Dataset rows for apps and sites:

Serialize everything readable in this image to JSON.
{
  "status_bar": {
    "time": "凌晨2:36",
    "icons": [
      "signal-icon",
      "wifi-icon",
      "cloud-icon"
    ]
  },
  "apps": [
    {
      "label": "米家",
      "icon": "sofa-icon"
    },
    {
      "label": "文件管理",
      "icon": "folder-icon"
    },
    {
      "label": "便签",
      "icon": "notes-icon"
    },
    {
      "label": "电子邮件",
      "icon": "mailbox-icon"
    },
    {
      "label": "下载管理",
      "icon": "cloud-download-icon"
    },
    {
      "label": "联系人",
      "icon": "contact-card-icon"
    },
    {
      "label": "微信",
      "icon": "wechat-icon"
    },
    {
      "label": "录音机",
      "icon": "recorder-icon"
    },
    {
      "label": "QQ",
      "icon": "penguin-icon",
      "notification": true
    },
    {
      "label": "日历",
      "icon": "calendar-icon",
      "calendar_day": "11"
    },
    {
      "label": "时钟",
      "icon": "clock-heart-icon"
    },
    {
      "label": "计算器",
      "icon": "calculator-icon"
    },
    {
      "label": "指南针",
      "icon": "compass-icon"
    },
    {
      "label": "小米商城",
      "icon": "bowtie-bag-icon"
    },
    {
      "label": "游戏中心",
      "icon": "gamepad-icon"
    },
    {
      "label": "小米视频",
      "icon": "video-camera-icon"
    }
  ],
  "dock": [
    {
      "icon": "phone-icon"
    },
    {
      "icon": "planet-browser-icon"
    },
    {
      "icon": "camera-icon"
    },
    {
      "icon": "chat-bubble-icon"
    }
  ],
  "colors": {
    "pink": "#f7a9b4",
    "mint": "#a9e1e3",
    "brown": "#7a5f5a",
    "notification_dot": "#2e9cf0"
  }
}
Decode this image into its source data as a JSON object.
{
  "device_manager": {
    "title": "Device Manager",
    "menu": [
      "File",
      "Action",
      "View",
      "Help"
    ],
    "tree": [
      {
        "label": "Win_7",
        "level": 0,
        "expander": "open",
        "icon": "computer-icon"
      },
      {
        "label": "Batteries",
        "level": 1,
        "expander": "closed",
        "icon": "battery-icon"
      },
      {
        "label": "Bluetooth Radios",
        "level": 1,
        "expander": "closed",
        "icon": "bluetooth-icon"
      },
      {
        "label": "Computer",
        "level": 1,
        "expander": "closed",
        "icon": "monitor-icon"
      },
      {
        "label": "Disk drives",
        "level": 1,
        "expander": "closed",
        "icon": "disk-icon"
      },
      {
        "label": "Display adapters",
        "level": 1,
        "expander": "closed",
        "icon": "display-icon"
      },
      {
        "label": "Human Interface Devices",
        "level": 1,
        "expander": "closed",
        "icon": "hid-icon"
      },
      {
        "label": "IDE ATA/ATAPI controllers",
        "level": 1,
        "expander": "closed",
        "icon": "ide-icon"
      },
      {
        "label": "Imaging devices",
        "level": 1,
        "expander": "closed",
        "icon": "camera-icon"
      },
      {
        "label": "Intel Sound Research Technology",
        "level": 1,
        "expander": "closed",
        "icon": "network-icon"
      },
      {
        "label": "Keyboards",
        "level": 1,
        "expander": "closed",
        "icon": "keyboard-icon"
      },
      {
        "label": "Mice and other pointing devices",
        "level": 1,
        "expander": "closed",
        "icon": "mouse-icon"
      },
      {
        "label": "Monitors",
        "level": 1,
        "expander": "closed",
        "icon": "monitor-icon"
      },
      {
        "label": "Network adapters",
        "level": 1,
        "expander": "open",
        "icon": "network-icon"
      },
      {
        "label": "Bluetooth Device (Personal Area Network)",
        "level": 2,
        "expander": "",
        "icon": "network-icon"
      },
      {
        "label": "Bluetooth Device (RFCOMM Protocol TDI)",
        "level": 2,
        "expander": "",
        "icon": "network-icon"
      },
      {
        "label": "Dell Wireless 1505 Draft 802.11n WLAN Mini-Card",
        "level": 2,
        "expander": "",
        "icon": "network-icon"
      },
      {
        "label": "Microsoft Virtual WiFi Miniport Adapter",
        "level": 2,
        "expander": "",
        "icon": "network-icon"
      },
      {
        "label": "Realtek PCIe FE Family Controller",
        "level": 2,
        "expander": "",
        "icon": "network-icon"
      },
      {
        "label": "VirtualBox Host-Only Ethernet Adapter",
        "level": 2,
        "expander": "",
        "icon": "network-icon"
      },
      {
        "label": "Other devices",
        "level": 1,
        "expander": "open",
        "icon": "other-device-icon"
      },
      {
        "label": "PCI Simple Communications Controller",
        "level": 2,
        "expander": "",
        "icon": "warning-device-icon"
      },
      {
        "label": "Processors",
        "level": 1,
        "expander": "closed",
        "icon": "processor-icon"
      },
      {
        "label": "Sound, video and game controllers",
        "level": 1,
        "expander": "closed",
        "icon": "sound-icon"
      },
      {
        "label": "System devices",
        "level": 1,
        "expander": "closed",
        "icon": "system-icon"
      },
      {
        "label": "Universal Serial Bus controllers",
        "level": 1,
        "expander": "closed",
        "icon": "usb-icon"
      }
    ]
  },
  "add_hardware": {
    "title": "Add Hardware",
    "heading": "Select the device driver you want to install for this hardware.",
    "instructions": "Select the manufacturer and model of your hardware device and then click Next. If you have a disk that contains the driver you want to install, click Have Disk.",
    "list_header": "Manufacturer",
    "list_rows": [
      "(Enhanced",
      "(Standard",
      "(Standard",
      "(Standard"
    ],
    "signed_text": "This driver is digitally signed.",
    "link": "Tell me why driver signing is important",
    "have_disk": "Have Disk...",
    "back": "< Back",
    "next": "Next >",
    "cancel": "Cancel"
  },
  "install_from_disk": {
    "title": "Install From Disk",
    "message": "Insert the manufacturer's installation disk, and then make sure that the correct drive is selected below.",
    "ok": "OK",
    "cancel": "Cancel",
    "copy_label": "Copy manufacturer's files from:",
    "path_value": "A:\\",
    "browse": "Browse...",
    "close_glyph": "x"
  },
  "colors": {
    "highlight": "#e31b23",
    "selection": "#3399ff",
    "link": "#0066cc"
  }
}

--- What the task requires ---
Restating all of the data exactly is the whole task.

--- Solution ---
Serialize everything readable in this image to JSON.
{
  "status_bar": {
    "time": "凌晨2:36",
    "icons": [
      "signal-icon",
      "wifi-icon",
      "cloud-icon"
    ]
  },
  "apps": [
    {
      "label": "米家",
      "icon": "sofa-icon"
    },
    {
      "label": "文件管理",
      "icon": "folder-icon"
    },
    {
      "label": "便签",
      "icon": "notes-icon"
    },
    {
      "label": "电子邮件",
      "icon": "mailbox-icon"
    },
    {
      "label": "下载管理",
      "icon": "cloud-download-icon"
    },
    {
      "label": "联系人",
      "icon": "contact-card-icon"
    },
    {
      "label": "微信",
      "icon": "wechat-icon"
    },
    {
      "label": "录音机",
      "icon": "recorder-icon"
    },
    {
      "label": "QQ",
      "icon": "penguin-icon",
      "notification": true
    },
    {
      "label": "日历",
      "icon": "calendar-icon",
      "calendar_day": "11"
    },
    {
      "label": "时钟",
      "icon": "clock-heart-icon"
    },
    {
      "label": "计算器",
      "icon": "calculator-icon"
    },
    {
      "label": "指南针",
      "icon": "compass-icon"
    },
    {
      "label": "小米商城",
      "icon": "bowtie-bag-icon"
    },
    {
      "label": "游戏中心",
      "icon": "gamepad-icon"
    },
    {
      "label": "小米视频",
      "icon": "video-camera-icon"
    }
  ],
  "dock": [
    {
      "icon": "phone-icon"
    },
    {
      "icon": "planet-browser-icon"
    },
    {
      "icon": "camera-icon"
    },
    {
      "icon": "chat-bubble-icon"
    }
  ],
  "colors": {
    "pink": "#f7a9b4",
    "mint": "#a9e1e3",
    "brown": "#7a5f5a",
    "notification_dot": "#2e9cf0"
  }
}
Decode this image into its source data as a JSON object.
{
  "device_manager": {
    "title": "Device Manager",
    "menu": [
      "File",
      "Action",
      "View",
      "Help"
    ],
    "tree": [
      {
        "label": "Win_7",
        "level": 0,
        "expander": "open",
        "icon": "computer-icon"
      },
      {
        "label": "Batteries",
        "level": 1,
        "expander": "closed",
        "icon": "battery-icon"
      },
      {
        "label": "Bluetooth Radios",
        "level": 1,
        "expander": "closed",
        "icon": "bluetooth-icon"
      },
      {
        "label": "Computer",
        "level": 1,
        "expander": "closed",
        "icon": "monitor-icon"
      },
      {
        "label": "Disk drives",
        "level": 1,
        "expander": "closed",
        "icon": "disk-icon"
      },
      {
        "label": "Display adapters",
        "level": 1,
        "expander": "closed",
        "icon": "display-icon"
      },
      {
        "label": "Human Interface Devices",
        "level": 1,
        "expander": "closed",
        "icon": "hid-icon"
      },
      {
        "label": "IDE ATA/ATAPI controllers",
        "level": 1,
        "expander": "closed",
        "icon": "ide-icon"
      },
      {
        "label": "Imaging devices",
        "level": 1,
        "expander": "closed",
        "icon": "camera-icon"
      },
      {
        "label": "Intel Sound Research Technology",
        "level": 1,
        "expander": "closed",
        "icon": "network-icon"
      },
      {
        "label": "Keyboards",
        "level": 1,
        "expander": "closed",
        "icon": "keyboard-icon"
      },
      {
        "label": "Mice and other pointing devices",
        "level": 1,
        "expander": "closed",
        "icon": "mouse-icon"
      },
      {
        "label": "Monitors",
        "level": 1,
        "expander": "closed",
        "icon": "monitor-icon"
      },
      {
        "label": "Network adapters",
        "level": 1,
        "expander": "open",
        "icon": "network-icon"
      },
      {
        "label": "Bluetooth Device (Personal Area Network)",
        "level": 2,
        "expander": "",
        "icon": "network-icon"
      },
      {
        "label": "Bluetooth Device (RFCOMM Protocol TDI)",
        "level": 2,
        "expander": "",
        "icon": "network-icon"
      },
      {
        "label": "Dell Wireless 1505 Draft 802.11n WLAN Mini-Card",
        "level": 2,
        "expander": "",
        "icon": "network-icon"
      },
      {
        "label": "Microsoft Virtual WiFi Miniport Adapter",
        "level": 2,
        "expander": "",
        "icon": "network-icon"
      },
      {
        "label": "Realtek PCIe FE Family Controller",
        "level": 2,
        "expander": "",
        "icon": "network-icon"
      },
      {
        "label": "VirtualBox Host-Only Ethernet Adapter",
        "level": 2,
        "expander": "",
        "icon": "network-icon"
      },
      {
        "label": "Other devices",
        "level": 1,
        "expander": "open",
        "icon": "other-device-icon"
      },
      {
        "label": "PCI Simple Communications Controller",
        "level": 2,
        "expander": "",
        "icon": "warning-device-icon"
      },
      {
        "label": "Processors",
        "level": 1,
        "expander": "closed",
        "icon": "processor-icon"
      },
      {
        "label": "Sound, video and game controllers",
        "level": 1,
        "expander": "closed",
        "icon": "sound-icon"
      },
      {
        "label": "System devices",
        "level": 1,
        "expander": "closed",
        "icon": "system-icon"
      },
      {
        "label": "Universal Serial Bus controllers",
        "level": 1,
        "expander": "closed",
        "icon": "usb-icon"
      }
    ]
  },
  "add_hardware": {
    "title": "Add Hardware",
    "heading": "Select the device driver you want to install for this hardware.",
    "instructions": "Select the manufacturer and model of your hardware device and then click Next. If you have a disk that contains the driver you want to install, click Have Disk.",
    "list_header": "Manufacturer",
    "list_rows": [
      "(Enhanced",
      "(Standard",
      "(Standard",
      "(Standard"
    ],
    "signed_text": "This driver is digitally signed.",
    "link": "Tell me why driver signing is important",
    "have_disk": "Have Disk...",
    "back": "< Back",
    "next": "Next >",
    "cancel": "Cancel"
  },
  "install_from_disk": {
    "title": "Install From Disk",
    "message": "Insert the manufacturer's installation disk, and then make sure that the correct drive is selected below.",
    "ok": "OK",
    "cancel": "Cancel",
    "copy_label": "Copy manufacturer's files from:",
    "path_value": "A:\\",
    "browse": "Browse...",
    "close_glyph": "x"
  },
  "colors": {
    "highlight": "#e31b23",
    "selection": "#3399ff",
    "link": "#0066cc"
  }
}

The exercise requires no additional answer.